Well, last night was Club Nintendo’s new year’s eve, and I realized that I was still 70 coins shy of achieving Gold for the year. If it was purely a pat-on-the-back sort of ranking, I wouldn’t care if I reached it or not, but Club Nintendo offers a special free gift for its Gold and Platinum members each year. So far I’d managed to reach at least Gold for the last six years, and I wasn’t about to let 230 coins go to waste. Looking over my game shelf, I noticed that I still hadn’t opened New Super Mario Bros. U, which came bundled with my WiiU. I figured that it’d at least get me a big chunk of the way toward my goal (especially since it also contained the Luigi expansion), so I shredded the plastic wrap and cracked open the case — only to find it absent of a PIN code.
Figuring the PIN was simply missing, I decided to call up Club Nintendo to have it manually added to my account.

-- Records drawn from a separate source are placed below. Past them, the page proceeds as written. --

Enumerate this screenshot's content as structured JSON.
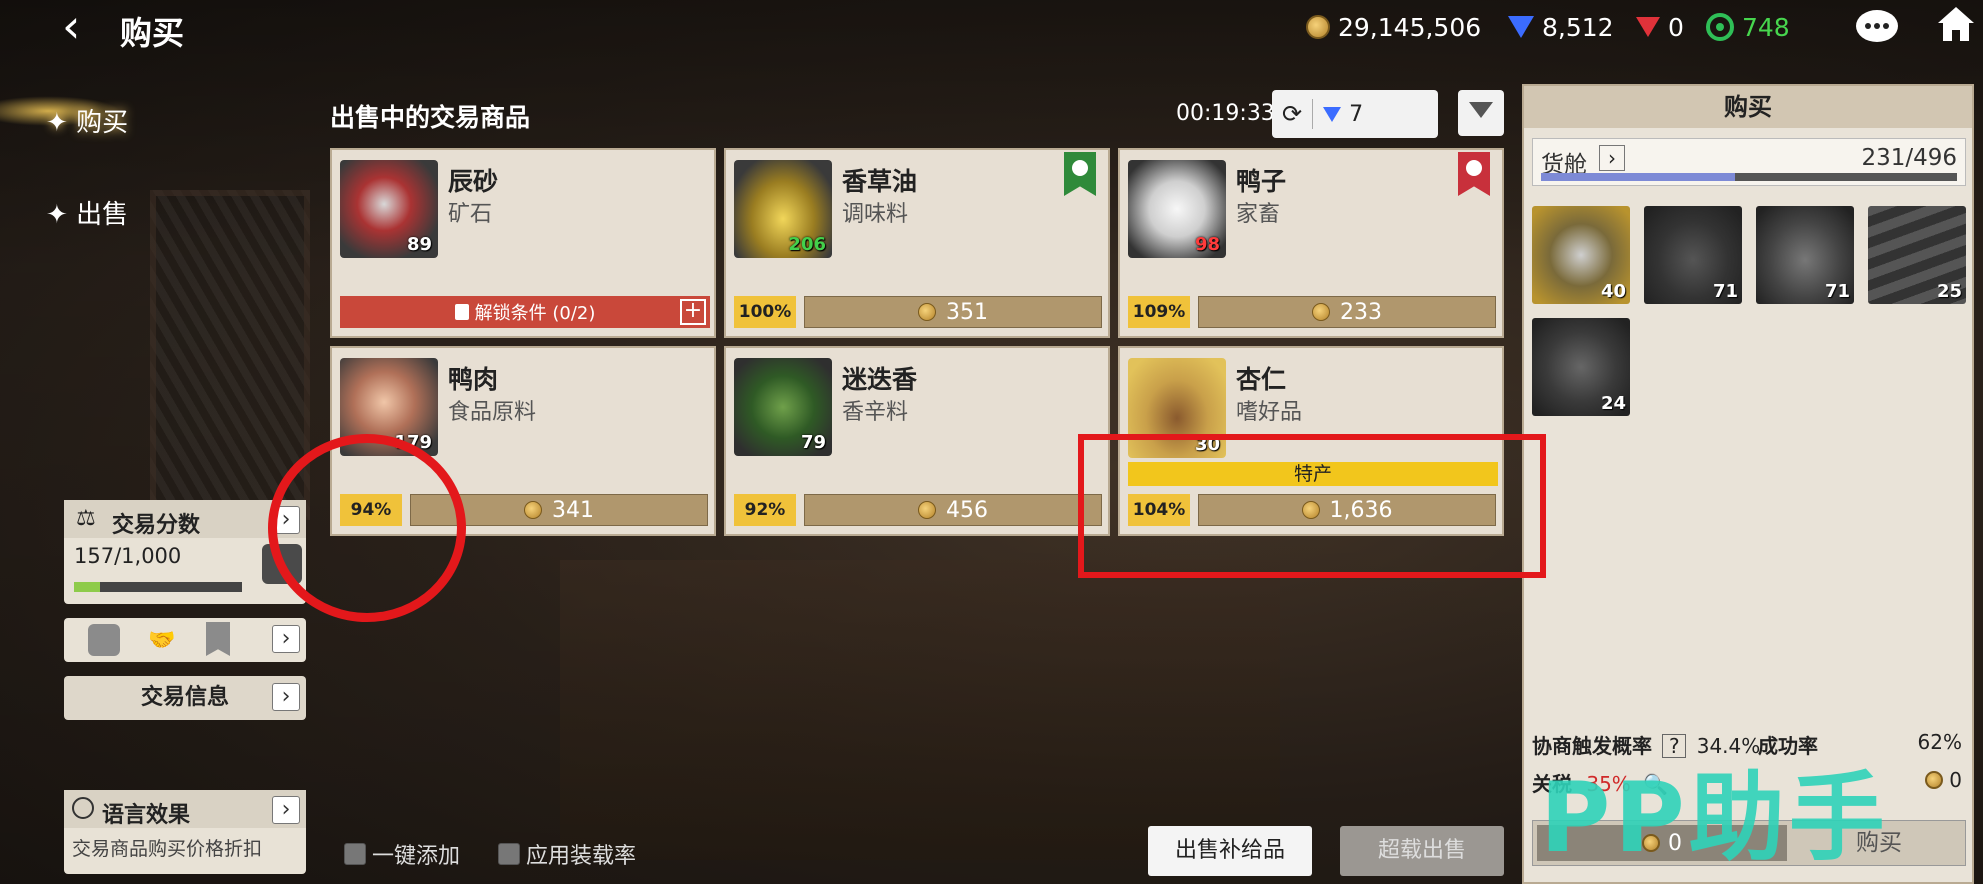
{
  "header": {
    "title": "购买",
    "gold": "29,145,506",
    "blue_gems": "8,512",
    "red_gems": "0",
    "wheel_points": "748"
  },
  "nav": {
    "buy": "购买",
    "sell": "出售"
  },
  "trade_score": {
    "label": "交易分数",
    "value": "157/1,000",
    "progress": 0.157
  },
  "trade_info": "交易信息",
  "language_effect": {
    "label": "语言效果",
    "desc": "交易商品购买价格折扣"
  },
  "goods_header": {
    "title": "出售中的交易商品",
    "timer": "00:19:33",
    "refresh_cost": "7"
  },
  "goods": [
    {
      "name": "辰砂",
      "category": "矿石",
      "qty": "89",
      "qty_color": "#ffffff",
      "locked": true,
      "unlock_text": "解锁条件 (0/2)"
    },
    {
      "name": "香草油",
      "category": "调味料",
      "qty": "206",
      "qty_color": "#43d04b",
      "percent": "100%",
      "price": "351",
      "flag": "green"
    },
    {
      "name": "鸭子",
      "category": "家畜",
      "qty": "98",
      "qty_color": "#ff3b3b",
      "percent": "109%",
      "price": "233",
      "flag": "red"
    },
    {
      "name": "鸭肉",
      "category": "食品原料",
      "qty": "179",
      "qty_color": "#ffffff",
      "percent": "94%",
      "price": "341"
    },
    {
      "name": "迷迭香",
      "category": "香辛料",
      "qty": "79",
      "qty_color": "#ffffff",
      "percent": "92%",
      "price": "456"
    },
    {
      "name": "杏仁",
      "category": "嗜好品",
      "qty": "30",
      "qty_color": "#ffffff",
      "percent": "104%",
      "price": "1,636",
      "special": "特产"
    }
  ],
  "right_panel": {
    "title": "购买",
    "hold_label": "货舱",
    "hold_value": "231/496",
    "hold_progress": 0.466,
    "cargo": [
      {
        "qty": "40"
      },
      {
        "qty": "71"
      },
      {
        "qty": "71"
      },
      {
        "qty": "25"
      },
      {
        "qty": "24"
      }
    ],
    "negotiate_label": "协商触发概率",
    "negotiate_value": "34.4%",
    "success_label": "成功率",
    "success_value": "62%",
    "tax_label": "关税",
    "tax_value": "35%",
    "tax_cost": "0",
    "total_cost": "0",
    "buy_button": "购买"
  },
  "bottom": {
    "add_all": "一键添加",
    "apply_load": "应用装载率",
    "sell_supplies": "出售补给品",
    "overload_sell": "超载出售"
  },
  "watermark": "PP助手"
}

I scoured the website and tracked down the toll free number, and after wading through the menu system, I found myself on hold to speak with a representative.

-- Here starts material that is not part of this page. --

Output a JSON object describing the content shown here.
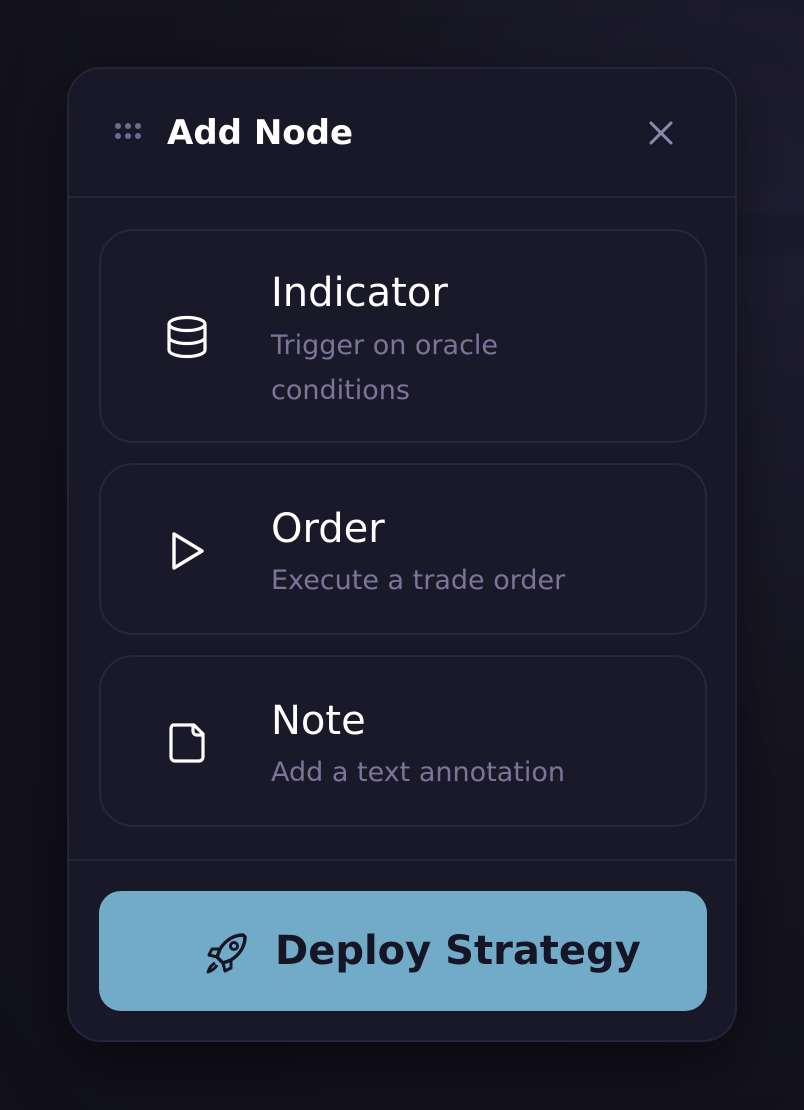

And that’s when I discovered that Nintendo is brilliant.
Many of you will recognize this as the daytime theme to Hyrule Field in The Legend of Zelda: Ocarina of Time. As it turns out, it’s also the hold music on Nintendo’s hotline.
This is nothing short of genius on their part. Ocarina of Time is not only one of Nintendo’s most wildly successful titles, but it’s considered by many to be one of the greatest games of all time. There’s a very good chance that the people calling them up will be at least mildly familiar with the song, and upon realizing that it’s a tune from such a beloved title, they’ll probably be in a better mood. This is exactly what happened to me when I was on the phone last night; I can’t even tell you how long I was on hold, because I was so giddy over the fact that a Zelda song was being used as the hold music that I spent my time jamming along in my seat instead of getting impatient or annoyed.
Furthermore, my attitude once I got to talk to a representative was significantly better than it probably would’ve been otherwise. I ultimately received bad news from the gent helping me; apparently bundled games aren’t eligible for Club Nintendo points, but I was in such high spirits, the news really didn’t bother me that much. Instead I thanked the guy for his help and told him that the hold music was a very pleasant surprise. He chuckled and said that they get that a lot.
In light of what I learned last night, I’m kinda tempted to start calling up other game developers just to see if they too have done anything fun with their hold music. It really is something that more companies need to adopt; if someone’s calling customer service, they obviously have a problem, and given that some waits can be upwards of an hour or more, having good music can probably go a VERY long way toward making customers feel better about their outcomes, even if they didn’t get what they wanted.
Obligatory Legal Crap
I am in no way affiliated with Nintendo, Club Nintendo, or Legend of Zelda. I’m just a geek that found myself wanting to hook up my N64 after I got off the phone with customer service.